“From rebel to government, the transformation is hard,”  said Madato. As someone who oversees some beneficiaries of the decommissioning package, she has to explain these obstacles.

The combatants have grown impatient with the slow progress of their decommissioning and the delivery of socioeconomic benefits. 

The burden of making the peace agreement work lies with the MILF leadership and the responsiveness of the Philippine government. Leading the Bangsamoro government technically makes key members of the MILF part of the administration, and this partnership serves as the bellwether for the strength of the peace treaty’s execution. 


The path to peace also lies outside the current actors at the peace table. 

“The normalization process should not be seen only in relation to the MILF,” Lara said, “The agreement spelled promises for other sectors in the Bangsamoro.” 

Normalization is  a way to entice other combatants to employ political expression,” says Naparan from the government advisers office. “(It) goes beyond the use of arms,” he said, “and that can be done through political engagement.”

The decommissioning process functions in phases, prioritizing the more senior soldiers. While some in the younger generation may embrace the opportunities of modernity, others may opt for  radicalization, especially  if extremist groups successfully tap into the problems and oversights of the peace mechanisms. 

Another factor is the geographic limits of the normalization. The current process, according to Lara, does not have a national narrative of tolerance that can help end the enmity between the minority Bangsamoro people and the rest of the country. 

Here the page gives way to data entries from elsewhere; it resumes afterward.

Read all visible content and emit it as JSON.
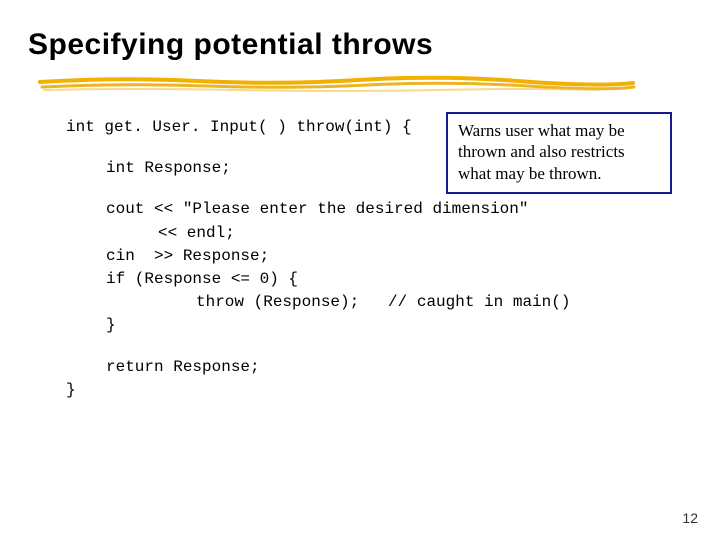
{
  "slide": {
    "title": "Specifying potential throws",
    "page_number": "12"
  },
  "callout": {
    "text": "Warns user what may be thrown and also restricts what may be thrown."
  },
  "code": {
    "line1": "int get. User. Input( ) throw(int) {",
    "line2": "int Response;",
    "line3": "cout << \"Please enter the desired dimension\"",
    "line4": "<< endl;",
    "line5": "cin  >> Response;",
    "line6": "if (Response <= 0) {",
    "line7": "throw (Response);   // caught in main()",
    "line8": "}",
    "line9": "return Response;",
    "line10": "}"
  }
}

Muslims make up at least 6% of the population, making Islam the second largest religion in the country, according to the 2015 Philippine Census of Population. Although religious freedom has not been limited in the Philippines, many Muslims outside Mindanao have not yet reached cultural, political, and social integration.

Madato experienced discrimination many years ago, but she says things have improved with the peace deal. More Muslim women now openly wear the hijab outside Mindanao; recently, the Phiilippine Coast Guard has allowed Muslim personnel to wear the hijab as part of their uniform. As steps towards more inclusion take place, Madato does not worry about her children and grandchildren exploring lives outside Mindanao. An end to the long, painful years of war and a peace agreement fractured the conventional perceptions on the people of her homeland, she said. 


Similar to the peace negotiations, the normalization process is akin to a fresh set of arbitrations that now requires a more straightforward assessment in order to protect its gains. 

Normalization has injected a set of mechanisms that can pave the way for a life of minimal strife so that progress can be made. The Bangsamoro people can then take ownership of their right to self-determination and identity, as well as their right to identify as Filipinos.

The grievances in the Bangsamoro have been ingrained in the consciousness of many Filipinos as a result of decades of insurgency and violence. Self-determination and identity are prime factors, with land and territory adding to the contention. The Bangsamoro issue, hence, is also a Bangsamoro question.

And it was a question Wilma responded to in 1976 when she witnessed the mistreatment of many Muslims in her homeland. She skipped classes and joined a militant group as a child soldier. It wasn’t her intention to fight; she wanted to defend herself and her family. She knew that in order to do this, she had to defend her homeland, and defending her homeland meant defending their beliefs.

Now, Wilma responds to the Bangsamoro question by laying down her arms, not as a means to surrender but as a gesture of solidarity towards a path to peace. 

“If there is peace and security, poverty will be easier to address,” she says, encouraged by the belief that achieving what her homeland has so long lacked will help everything else fall into place.